ABOUT THIS TASK
Restate the entries below verbatim.

_ _ _ _ _

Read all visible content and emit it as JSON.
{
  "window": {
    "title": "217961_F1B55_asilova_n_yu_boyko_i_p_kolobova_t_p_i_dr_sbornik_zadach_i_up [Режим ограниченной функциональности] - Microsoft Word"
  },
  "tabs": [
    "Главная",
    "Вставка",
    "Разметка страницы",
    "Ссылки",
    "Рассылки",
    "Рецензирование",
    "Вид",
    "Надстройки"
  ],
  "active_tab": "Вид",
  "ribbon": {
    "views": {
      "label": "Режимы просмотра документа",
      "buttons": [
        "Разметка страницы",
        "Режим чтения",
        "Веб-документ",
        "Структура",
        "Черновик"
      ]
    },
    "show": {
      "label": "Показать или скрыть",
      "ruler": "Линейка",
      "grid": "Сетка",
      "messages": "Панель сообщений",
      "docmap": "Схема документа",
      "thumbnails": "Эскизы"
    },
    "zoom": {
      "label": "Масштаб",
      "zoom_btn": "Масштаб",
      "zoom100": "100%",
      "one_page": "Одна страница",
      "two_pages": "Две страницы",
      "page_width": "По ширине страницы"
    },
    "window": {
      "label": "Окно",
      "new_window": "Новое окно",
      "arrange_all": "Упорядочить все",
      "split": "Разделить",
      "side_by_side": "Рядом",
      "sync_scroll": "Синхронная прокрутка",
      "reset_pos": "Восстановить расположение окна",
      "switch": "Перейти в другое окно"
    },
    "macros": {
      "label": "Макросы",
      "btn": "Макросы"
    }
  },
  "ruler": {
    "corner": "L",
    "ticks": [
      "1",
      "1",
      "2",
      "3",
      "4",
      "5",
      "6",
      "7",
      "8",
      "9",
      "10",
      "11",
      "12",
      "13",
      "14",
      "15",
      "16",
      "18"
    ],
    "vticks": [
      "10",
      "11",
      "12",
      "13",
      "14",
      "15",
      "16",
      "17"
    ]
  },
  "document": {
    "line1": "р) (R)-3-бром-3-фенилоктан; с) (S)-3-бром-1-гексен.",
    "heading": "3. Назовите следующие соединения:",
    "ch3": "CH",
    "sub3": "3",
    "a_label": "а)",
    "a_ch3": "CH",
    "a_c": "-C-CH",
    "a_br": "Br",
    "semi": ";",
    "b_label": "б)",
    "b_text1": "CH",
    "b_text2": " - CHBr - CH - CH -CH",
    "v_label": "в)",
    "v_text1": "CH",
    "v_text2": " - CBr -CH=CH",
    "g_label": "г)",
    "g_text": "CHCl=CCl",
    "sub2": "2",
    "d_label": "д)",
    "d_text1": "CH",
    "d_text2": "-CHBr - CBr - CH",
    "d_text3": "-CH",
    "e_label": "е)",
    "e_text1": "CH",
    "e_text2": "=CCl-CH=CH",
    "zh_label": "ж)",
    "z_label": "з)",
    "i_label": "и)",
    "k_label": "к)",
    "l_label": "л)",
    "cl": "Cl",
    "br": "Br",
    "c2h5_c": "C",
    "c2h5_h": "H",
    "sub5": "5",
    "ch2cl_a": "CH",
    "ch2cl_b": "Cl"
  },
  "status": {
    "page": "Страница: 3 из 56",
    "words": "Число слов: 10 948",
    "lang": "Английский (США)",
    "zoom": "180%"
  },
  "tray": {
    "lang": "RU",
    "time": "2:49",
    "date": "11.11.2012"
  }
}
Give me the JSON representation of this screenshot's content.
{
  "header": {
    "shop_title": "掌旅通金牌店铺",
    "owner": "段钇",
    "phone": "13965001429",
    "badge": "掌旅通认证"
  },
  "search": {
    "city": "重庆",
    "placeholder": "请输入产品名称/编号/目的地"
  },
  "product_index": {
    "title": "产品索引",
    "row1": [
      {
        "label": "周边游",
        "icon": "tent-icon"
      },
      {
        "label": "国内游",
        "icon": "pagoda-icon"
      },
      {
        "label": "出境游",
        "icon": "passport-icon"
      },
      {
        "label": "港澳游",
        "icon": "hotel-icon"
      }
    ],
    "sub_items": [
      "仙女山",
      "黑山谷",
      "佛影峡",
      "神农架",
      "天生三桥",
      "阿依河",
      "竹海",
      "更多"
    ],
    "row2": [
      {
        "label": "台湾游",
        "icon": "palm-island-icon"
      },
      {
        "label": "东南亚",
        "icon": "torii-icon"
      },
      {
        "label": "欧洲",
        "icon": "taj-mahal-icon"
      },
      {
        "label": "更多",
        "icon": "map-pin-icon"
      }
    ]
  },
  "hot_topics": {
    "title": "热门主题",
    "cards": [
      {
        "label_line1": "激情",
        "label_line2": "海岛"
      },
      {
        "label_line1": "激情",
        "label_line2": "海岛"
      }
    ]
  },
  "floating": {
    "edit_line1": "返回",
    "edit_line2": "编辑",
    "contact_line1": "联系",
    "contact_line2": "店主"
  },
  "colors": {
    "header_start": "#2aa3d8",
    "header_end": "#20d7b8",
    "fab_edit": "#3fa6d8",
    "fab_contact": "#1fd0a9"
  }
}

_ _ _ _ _

EXERCISE RESPONSE
Read all visible content and emit it as JSON.
{
  "window": {
    "title": "217961_F1B55_asilova_n_yu_boyko_i_p_kolobova_t_p_i_dr_sbornik_zadach_i_up [Режим ограниченной функциональности] - Microsoft Word"
  },
  "tabs": [
    "Главная",
    "Вставка",
    "Разметка страницы",
    "Ссылки",
    "Рассылки",
    "Рецензирование",
    "Вид",
    "Надстройки"
  ],
  "active_tab": "Вид",
  "ribbon": {
    "views": {
      "label": "Режимы просмотра документа",
      "buttons": [
        "Разметка страницы",
        "Режим чтения",
        "Веб-документ",
        "Структура",
        "Черновик"
      ]
    },
    "show": {
      "label": "Показать или скрыть",
      "ruler": "Линейка",
      "grid": "Сетка",
      "messages": "Панель сообщений",
      "docmap": "Схема документа",
      "thumbnails": "Эскизы"
    },
    "zoom": {
      "label": "Масштаб",
      "zoom_btn": "Масштаб",
      "zoom100": "100%",
      "one_page": "Одна страница",
      "two_pages": "Две страницы",
      "page_width": "По ширине страницы"
    },
    "window": {
      "label": "Окно",
      "new_window": "Новое окно",
      "arrange_all": "Упорядочить все",
      "split": "Разделить",
      "side_by_side": "Рядом",
      "sync_scroll": "Синхронная прокрутка",
      "reset_pos": "Восстановить расположение окна",
      "switch": "Перейти в другое окно"
    },
    "macros": {
      "label": "Макросы",
      "btn": "Макросы"
    }
  },
  "ruler": {
    "corner": "L",
    "ticks": [
      "1",
      "1",
      "2",
      "3",
      "4",
      "5",
      "6",
      "7",
      "8",
      "9",
      "10",
      "11",
      "12",
      "13",
      "14",
      "15",
      "16",
      "18"
    ],
    "vticks": [
      "10",
      "11",
      "12",
      "13",
      "14",
      "15",
      "16",
      "17"
    ]
  },
  "document": {
    "line1": "р) (R)-3-бром-3-фенилоктан; с) (S)-3-бром-1-гексен.",
    "heading": "3. Назовите следующие соединения:",
    "ch3": "CH",
    "sub3": "3",
    "a_label": "а)",
    "a_ch3": "CH",
    "a_c": "-C-CH",
    "a_br": "Br",
    "semi": ";",
    "b_label": "б)",
    "b_text1": "CH",
    "b_text2": " - CHBr - CH - CH -CH",
    "v_label": "в)",
    "v_text1": "CH",
    "v_text2": " - CBr -CH=CH",
    "g_label": "г)",
    "g_text": "CHCl=CCl",
    "sub2": "2",
    "d_label": "д)",
    "d_text1": "CH",
    "d_text2": "-CHBr - CBr - CH",
    "d_text3": "-CH",
    "e_label": "е)",
    "e_text1": "CH",
    "e_text2": "=CCl-CH=CH",
    "zh_label": "ж)",
    "z_label": "з)",
    "i_label": "и)",
    "k_label": "к)",
    "l_label": "л)",
    "cl": "Cl",
    "br": "Br",
    "c2h5_c": "C",
    "c2h5_h": "H",
    "sub5": "5",
    "ch2cl_a": "CH",
    "ch2cl_b": "Cl"
  },
  "status": {
    "page": "Страница: 3 из 56",
    "words": "Число слов: 10 948",
    "lang": "Английский (США)",
    "zoom": "180%"
  },
  "tray": {
    "lang": "RU",
    "time": "2:49",
    "date": "11.11.2012"
  }
}
Give me the JSON representation of this screenshot's content.
{
  "header": {
    "shop_title": "掌旅通金牌店铺",
    "owner": "段钇",
    "phone": "13965001429",
    "badge": "掌旅通认证"
  },
  "search": {
    "city": "重庆",
    "placeholder": "请输入产品名称/编号/目的地"
  },
  "product_index": {
    "title": "产品索引",
    "row1": [
      {
        "label": "周边游",
        "icon": "tent-icon"
      },
      {
        "label": "国内游",
        "icon": "pagoda-icon"
      },
      {
        "label": "出境游",
        "icon": "passport-icon"
      },
      {
        "label": "港澳游",
        "icon": "hotel-icon"
      }
    ],
    "sub_items": [
      "仙女山",
      "黑山谷",
      "佛影峡",
      "神农架",
      "天生三桥",
      "阿依河",
      "竹海",
      "更多"
    ],
    "row2": [
      {
        "label": "台湾游",
        "icon": "palm-island-icon"
      },
      {
        "label": "东南亚",
        "icon": "torii-icon"
      },
      {
        "label": "欧洲",
        "icon": "taj-mahal-icon"
      },
      {
        "label": "更多",
        "icon": "map-pin-icon"
      }
    ]
  },
  "hot_topics": {
    "title": "热门主题",
    "cards": [
      {
        "label_line1": "激情",
        "label_line2": "海岛"
      },
      {
        "label_line1": "激情",
        "label_line2": "海岛"
      }
    ]
  },
  "floating": {
    "edit_line1": "返回",
    "edit_line2": "编辑",
    "contact_line1": "联系",
    "contact_line2": "店主"
  },
  "colors": {
    "header_start": "#2aa3d8",
    "header_end": "#20d7b8",
    "fab_edit": "#3fa6d8",
    "fab_contact": "#1fd0a9"
  }
}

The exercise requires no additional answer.